I started digging. I watched Dr. Lustig’s YouTube video “The Bitter Truth” and read Gary Taube’s cover story in The New York Time Magazine titled “Is Sugar Toxic?”. I began to look at nutrition labels closely. The news just got worse and worse.
I pitched the idea of making sugar the topic of Tremendousness’s first video release. We knew we had an important story to tell and the supporting data was everywhere. But we wanted to make sure that it would be a story that kids, adults — everyone — would want to watch.
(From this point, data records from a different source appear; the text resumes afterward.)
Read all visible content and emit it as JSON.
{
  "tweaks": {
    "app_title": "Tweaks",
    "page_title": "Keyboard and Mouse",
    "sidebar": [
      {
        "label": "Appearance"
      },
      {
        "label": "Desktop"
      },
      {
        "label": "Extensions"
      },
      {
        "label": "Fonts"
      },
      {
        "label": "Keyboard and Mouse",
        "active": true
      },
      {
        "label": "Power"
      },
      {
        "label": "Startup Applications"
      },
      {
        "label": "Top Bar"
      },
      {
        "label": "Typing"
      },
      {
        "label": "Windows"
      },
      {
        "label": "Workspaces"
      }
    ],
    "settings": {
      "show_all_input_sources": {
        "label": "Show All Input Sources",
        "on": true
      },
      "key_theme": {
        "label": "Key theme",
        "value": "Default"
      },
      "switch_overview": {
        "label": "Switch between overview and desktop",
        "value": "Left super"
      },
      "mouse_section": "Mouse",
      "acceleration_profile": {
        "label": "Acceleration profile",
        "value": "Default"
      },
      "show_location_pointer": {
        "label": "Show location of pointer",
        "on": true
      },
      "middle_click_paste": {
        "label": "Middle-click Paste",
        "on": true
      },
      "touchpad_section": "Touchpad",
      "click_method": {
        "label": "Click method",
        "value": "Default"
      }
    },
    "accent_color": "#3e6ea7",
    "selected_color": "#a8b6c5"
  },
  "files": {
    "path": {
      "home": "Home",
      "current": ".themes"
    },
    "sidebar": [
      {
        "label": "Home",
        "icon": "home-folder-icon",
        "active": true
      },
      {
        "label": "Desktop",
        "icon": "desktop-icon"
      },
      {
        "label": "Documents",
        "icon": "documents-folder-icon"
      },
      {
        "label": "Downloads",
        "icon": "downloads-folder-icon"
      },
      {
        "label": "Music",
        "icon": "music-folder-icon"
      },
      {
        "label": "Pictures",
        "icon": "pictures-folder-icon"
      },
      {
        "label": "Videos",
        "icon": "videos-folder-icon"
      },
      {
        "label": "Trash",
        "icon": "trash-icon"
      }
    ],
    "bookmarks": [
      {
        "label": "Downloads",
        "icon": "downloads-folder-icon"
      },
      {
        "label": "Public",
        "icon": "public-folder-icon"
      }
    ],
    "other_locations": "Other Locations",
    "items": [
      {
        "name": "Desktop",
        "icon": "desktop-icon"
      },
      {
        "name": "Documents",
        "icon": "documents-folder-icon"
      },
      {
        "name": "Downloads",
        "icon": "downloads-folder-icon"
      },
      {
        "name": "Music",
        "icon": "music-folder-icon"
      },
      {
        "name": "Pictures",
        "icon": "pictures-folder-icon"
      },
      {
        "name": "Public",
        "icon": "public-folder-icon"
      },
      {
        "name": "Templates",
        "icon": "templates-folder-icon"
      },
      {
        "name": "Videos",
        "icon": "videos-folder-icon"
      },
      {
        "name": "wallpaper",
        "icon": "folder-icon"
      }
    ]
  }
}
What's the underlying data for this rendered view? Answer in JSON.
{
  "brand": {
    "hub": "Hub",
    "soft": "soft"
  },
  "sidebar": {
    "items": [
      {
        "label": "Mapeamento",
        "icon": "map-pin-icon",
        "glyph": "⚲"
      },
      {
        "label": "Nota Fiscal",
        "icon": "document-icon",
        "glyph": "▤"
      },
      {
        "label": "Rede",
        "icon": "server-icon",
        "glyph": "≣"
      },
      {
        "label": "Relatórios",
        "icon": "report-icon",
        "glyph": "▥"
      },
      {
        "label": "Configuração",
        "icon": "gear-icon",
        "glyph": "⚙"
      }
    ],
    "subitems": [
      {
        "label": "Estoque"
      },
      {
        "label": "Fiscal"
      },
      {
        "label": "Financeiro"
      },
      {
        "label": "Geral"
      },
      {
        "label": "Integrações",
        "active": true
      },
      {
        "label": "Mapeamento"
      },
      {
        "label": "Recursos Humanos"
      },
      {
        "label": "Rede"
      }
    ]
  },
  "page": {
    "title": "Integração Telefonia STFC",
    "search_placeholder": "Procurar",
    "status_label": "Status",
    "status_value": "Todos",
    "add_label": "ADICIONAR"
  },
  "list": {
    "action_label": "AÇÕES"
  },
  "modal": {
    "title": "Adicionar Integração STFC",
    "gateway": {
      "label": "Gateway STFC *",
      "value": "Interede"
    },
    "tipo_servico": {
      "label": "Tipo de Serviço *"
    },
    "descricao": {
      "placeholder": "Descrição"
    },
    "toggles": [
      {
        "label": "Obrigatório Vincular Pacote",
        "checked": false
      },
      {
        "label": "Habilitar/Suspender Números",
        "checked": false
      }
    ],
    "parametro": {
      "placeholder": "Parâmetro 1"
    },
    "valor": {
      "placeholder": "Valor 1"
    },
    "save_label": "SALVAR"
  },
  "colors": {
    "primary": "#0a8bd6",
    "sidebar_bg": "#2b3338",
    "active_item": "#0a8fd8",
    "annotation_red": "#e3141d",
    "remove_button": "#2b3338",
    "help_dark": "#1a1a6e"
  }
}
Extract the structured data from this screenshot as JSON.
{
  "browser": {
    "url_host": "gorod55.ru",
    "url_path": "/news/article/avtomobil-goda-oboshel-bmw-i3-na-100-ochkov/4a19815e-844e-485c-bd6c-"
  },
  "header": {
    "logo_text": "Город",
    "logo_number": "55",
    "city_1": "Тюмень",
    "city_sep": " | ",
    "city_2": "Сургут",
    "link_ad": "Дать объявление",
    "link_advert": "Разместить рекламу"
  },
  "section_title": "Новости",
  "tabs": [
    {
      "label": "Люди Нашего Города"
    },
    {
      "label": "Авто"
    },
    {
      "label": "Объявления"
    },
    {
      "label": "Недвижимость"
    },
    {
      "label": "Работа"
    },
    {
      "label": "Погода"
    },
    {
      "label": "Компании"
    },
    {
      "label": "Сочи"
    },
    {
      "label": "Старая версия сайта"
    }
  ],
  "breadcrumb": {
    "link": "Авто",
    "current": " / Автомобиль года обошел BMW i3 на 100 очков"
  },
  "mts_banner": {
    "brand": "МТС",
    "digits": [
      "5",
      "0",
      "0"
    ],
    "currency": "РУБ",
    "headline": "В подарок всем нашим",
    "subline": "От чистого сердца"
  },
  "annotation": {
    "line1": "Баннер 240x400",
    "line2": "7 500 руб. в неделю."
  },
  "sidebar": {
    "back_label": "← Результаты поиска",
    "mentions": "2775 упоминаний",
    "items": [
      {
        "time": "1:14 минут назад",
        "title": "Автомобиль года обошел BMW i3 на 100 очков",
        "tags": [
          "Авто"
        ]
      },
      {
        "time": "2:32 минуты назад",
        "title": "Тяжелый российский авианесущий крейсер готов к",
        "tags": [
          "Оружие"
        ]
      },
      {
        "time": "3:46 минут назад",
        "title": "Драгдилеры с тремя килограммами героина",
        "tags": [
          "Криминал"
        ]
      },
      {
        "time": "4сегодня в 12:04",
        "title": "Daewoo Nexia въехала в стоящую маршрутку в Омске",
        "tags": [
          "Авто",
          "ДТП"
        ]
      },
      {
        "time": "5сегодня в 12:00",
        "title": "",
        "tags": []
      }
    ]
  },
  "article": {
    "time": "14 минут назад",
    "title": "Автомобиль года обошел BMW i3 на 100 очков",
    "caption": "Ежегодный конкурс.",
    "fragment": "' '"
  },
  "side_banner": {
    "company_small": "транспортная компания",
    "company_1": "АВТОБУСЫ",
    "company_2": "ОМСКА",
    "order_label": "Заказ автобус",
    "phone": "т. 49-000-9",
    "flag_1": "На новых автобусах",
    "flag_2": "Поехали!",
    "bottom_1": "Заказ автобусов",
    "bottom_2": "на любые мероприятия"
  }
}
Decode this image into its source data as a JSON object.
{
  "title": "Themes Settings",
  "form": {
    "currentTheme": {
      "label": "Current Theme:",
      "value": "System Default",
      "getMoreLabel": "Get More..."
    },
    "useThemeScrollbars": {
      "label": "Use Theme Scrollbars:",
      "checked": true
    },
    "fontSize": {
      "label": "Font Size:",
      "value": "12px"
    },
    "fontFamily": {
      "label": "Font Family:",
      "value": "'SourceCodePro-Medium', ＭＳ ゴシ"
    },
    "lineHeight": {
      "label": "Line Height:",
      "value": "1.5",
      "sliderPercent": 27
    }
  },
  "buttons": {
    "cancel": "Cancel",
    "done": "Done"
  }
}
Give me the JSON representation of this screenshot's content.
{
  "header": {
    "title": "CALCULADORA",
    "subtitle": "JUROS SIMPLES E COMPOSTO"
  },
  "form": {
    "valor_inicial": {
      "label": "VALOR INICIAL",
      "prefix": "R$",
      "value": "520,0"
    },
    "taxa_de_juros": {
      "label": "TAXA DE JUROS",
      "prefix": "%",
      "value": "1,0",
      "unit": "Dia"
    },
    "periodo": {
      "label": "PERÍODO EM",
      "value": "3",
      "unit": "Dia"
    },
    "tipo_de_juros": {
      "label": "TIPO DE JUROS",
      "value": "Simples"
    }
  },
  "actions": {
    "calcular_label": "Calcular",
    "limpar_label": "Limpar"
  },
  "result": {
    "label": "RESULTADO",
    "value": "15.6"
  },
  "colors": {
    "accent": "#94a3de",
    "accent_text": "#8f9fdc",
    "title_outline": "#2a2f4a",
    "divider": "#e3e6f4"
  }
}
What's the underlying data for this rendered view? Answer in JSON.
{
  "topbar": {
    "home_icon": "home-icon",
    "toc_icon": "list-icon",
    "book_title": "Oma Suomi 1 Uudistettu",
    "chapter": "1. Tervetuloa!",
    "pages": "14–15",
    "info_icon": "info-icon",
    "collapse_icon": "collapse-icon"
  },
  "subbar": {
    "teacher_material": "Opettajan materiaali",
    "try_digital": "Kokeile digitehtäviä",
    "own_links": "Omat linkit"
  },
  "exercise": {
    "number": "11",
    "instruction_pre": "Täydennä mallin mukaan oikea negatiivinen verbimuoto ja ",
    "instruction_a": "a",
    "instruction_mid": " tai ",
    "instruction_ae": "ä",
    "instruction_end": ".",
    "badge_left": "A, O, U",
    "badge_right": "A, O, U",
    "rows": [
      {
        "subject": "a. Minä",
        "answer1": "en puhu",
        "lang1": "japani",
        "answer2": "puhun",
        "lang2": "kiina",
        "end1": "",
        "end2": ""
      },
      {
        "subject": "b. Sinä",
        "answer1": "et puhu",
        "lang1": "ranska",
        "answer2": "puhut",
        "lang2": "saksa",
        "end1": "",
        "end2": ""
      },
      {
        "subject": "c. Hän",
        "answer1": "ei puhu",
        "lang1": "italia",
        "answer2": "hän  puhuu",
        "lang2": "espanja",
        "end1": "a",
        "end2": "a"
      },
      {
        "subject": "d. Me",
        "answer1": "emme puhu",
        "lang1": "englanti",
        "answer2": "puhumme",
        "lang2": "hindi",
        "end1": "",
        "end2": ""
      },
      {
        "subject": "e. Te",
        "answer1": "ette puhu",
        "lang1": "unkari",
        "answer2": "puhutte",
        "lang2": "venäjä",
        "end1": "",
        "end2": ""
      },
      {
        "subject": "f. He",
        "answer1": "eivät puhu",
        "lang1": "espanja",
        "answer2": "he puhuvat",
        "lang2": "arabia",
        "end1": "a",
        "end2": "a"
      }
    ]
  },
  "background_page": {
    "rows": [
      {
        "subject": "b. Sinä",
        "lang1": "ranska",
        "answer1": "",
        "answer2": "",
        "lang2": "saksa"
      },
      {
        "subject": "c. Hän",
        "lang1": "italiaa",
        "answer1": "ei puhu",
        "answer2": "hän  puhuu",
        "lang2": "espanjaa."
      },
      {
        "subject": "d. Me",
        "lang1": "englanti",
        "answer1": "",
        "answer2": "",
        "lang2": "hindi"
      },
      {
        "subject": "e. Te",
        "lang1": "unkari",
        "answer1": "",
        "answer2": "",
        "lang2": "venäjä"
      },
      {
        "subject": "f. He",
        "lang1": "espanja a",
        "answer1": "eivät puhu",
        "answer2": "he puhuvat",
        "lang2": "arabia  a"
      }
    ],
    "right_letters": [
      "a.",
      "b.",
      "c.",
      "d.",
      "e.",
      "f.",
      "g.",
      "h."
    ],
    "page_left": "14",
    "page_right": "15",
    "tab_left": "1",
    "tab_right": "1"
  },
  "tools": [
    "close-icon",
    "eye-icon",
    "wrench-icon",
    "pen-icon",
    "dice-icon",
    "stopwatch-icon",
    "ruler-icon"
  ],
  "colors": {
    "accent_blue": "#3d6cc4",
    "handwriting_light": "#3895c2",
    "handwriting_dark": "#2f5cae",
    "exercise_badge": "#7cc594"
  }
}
Our hope was to make a movie that didn’t just trot out the insane amounts of sugar in food, but instead told this story on a more personal level — one that people can picture themselves in. We wanted to make a movie that talked about what sugar does to your body and the effect it has on our health over time.
We knew we needed expert advice to make sure that what we said was accurate. We wanted to tell a story with the most powerful, up-to-date statistics possible. So we reached out to Gary Taubes, the man whose research started this whole thought process for me. He not only returned my call but also became a helpful collaborator on the project. We are very appreciative and thankful for his advice and insights.
We hope this movie will become a conversation starter for families and friends everywhere, and that kids and parents will see that the solution is not avoiding sugar completely, it’s more about helping kids — helping everyone, actually — make smarter choices when no one is watching over their shoulders.
“The Sugary Truth” closes with a quote from Ann Wigmore, an early holistic health practitioner, nutritionist, and whole foods advocate.
“The food you eat can be either the safest and most powerful form of medicine or the slowest form of poison.”
We think we’ve made a pretty clear, compelling piece — but that quote probably says as much as this video, or any article or book could.
Please let us know what you think of the project.
[Update: we just posted a printable PDF / blog infographic version of “The Sugary Truth.”